The winners of our Florida lawn mower showdown
While people across the northern part of the nation were coping with multiple snow storms, Consumer Reports mower test team was down in Fort Myers, Florida, for six weeks of testing walk-behind mowers, lawn tractors, and other mowing gear. The results of our tests of 120 mowers just posted and over the coming days and weeks we’ll be reporting on the highlights from our tests including new mower features that make it easier to cut the grass.
In our mower tests, we gauge cutting evenness in three mowing modes, how broadly machines disperse clippings they discharge, how completely they fill their bags, and many other factors related to the cutting itself. Moreover, we judge machines for how smoothly they handle, how intelligently the controls are situated, and how easy it is to switch cutting modes.
If the arrival of spring is making you yearn for a new mower, you may want to see how the new models you’ll find in the stores performed in our tough mowing tests. We’ve added 32 new walk-behind mowers and 12 riders to our mower Ratings. Here’s a sampling of what our testers found in Florida.
• How the $500 Honda HRR216K9VLA, which includes a new self-charging electric-start system actually cuts grass;
• Some welcome results from tests of Ariens’ walk-behind mowers, newly designed for this season, which feature premium engines, deep decks, single-lever wheel-height adjustment, and other notable features;
• The industry’s first walk-behind mower with all-wheel drive, the Husqvarna HU800AWD, $500, and what this feature did for maneuverability;

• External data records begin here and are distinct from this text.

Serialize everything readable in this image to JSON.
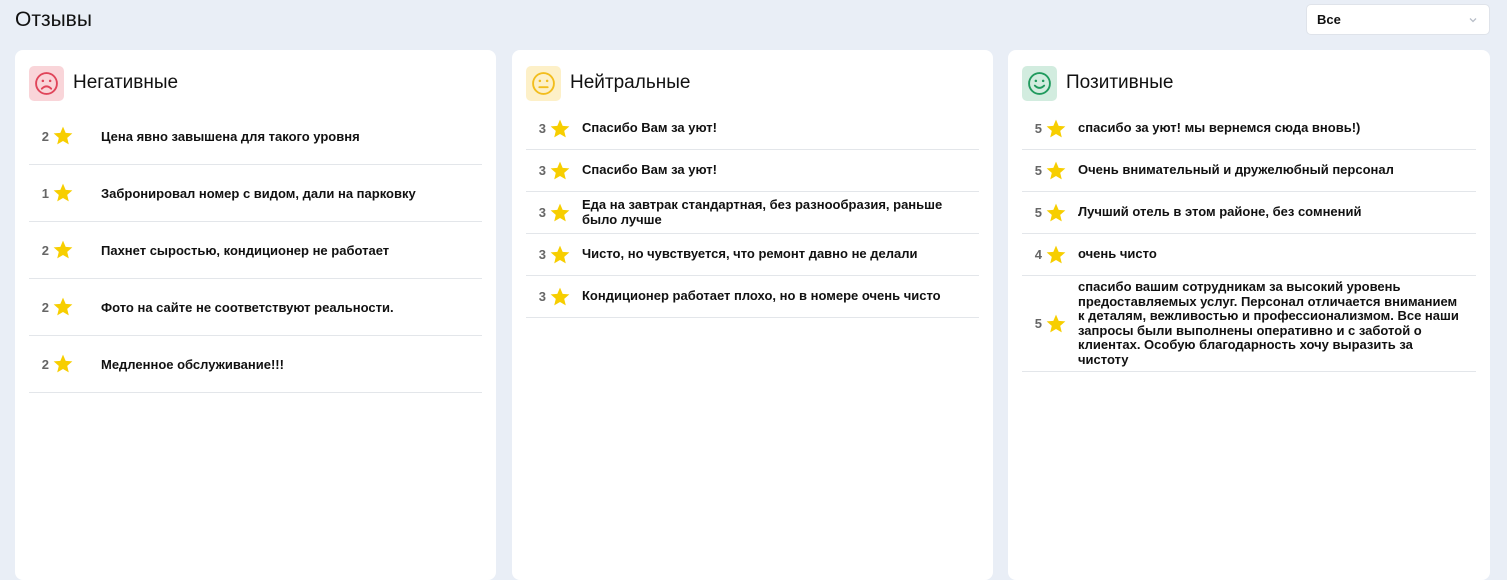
{
  "header": {
    "title": "Отзывы",
    "filter_value": "Все"
  },
  "colors": {
    "star": "#f7ce00",
    "negative": "#e0455a",
    "neutral": "#f2bd1d",
    "positive": "#1f9a5d"
  },
  "panels": [
    {
      "title": "Негативные",
      "icon": "sad-face-icon",
      "reviews": [
        {
          "rating": "2",
          "text": "Цена явно завышена для такого уровня"
        },
        {
          "rating": "1",
          "text": "Забронировал номер с видом, дали на парковку"
        },
        {
          "rating": "2",
          "text": "Пахнет сыростью, кондиционер не работает"
        },
        {
          "rating": "2",
          "text": "Фото на сайте не соответствуют реальности."
        },
        {
          "rating": "2",
          "text": "Медленное обслуживание!!!"
        }
      ]
    },
    {
      "title": "Нейтральные",
      "icon": "neutral-face-icon",
      "reviews": [
        {
          "rating": "3",
          "text": "Спасибо Вам за уют!"
        },
        {
          "rating": "3",
          "text": "Спасибо Вам за уют!"
        },
        {
          "rating": "3",
          "text": "Еда на завтрак стандартная, без разнообразия, раньше было лучше"
        },
        {
          "rating": "3",
          "text": "Чисто, но чувствуется, что ремонт давно не делали"
        },
        {
          "rating": "3",
          "text": "Кондиционер работает плохо, но в номере очень чисто"
        }
      ]
    },
    {
      "title": "Позитивные",
      "icon": "happy-face-icon",
      "reviews": [
        {
          "rating": "5",
          "text": "спасибо за уют! мы вернемся сюда вновь!)"
        },
        {
          "rating": "5",
          "text": "Очень внимательный и дружелюбный персонал"
        },
        {
          "rating": "5",
          "text": "Лучший отель в этом районе, без сомнений"
        },
        {
          "rating": "4",
          "text": "очень чисто"
        },
        {
          "rating": "5",
          "text": "спасибо вашим сотрудникам за высокий уровень предоставляемых услуг. Персонал отличается вниманием к деталям, вежливостью и профессионализмом. Все наши запросы были выполнены оперативно и с заботой о клиентах. Особую благодарность хочу выразить за чистоту"
        }
      ]
    }
  ]
}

• Why several of the latest models we tested have a surprisingly similar look; and
• An exception to our advice that a premium engine is invariably better.
Tractors and riders
• Our mixed review of the $3,000 Raven MPV-710, a hybrid lawn tractor with a 17-mph ground speed for when you’re not mowing&mdashand a built-in 7,100-watt generator that’s as portable as it gets;
• Some stellar results from new zero-turn-radius riders from Troy-Bilt, which cost the same as or less than other comparably sized machines;
• Scores of three John Deere machines we first saw demonstrated last fall; and
• A closer look at two new rear-engine riders of the kind you might have seen in the film Forrest Gump. One of them is an upgraded version of the $1,000 Troy-Bilt model we first tested last year.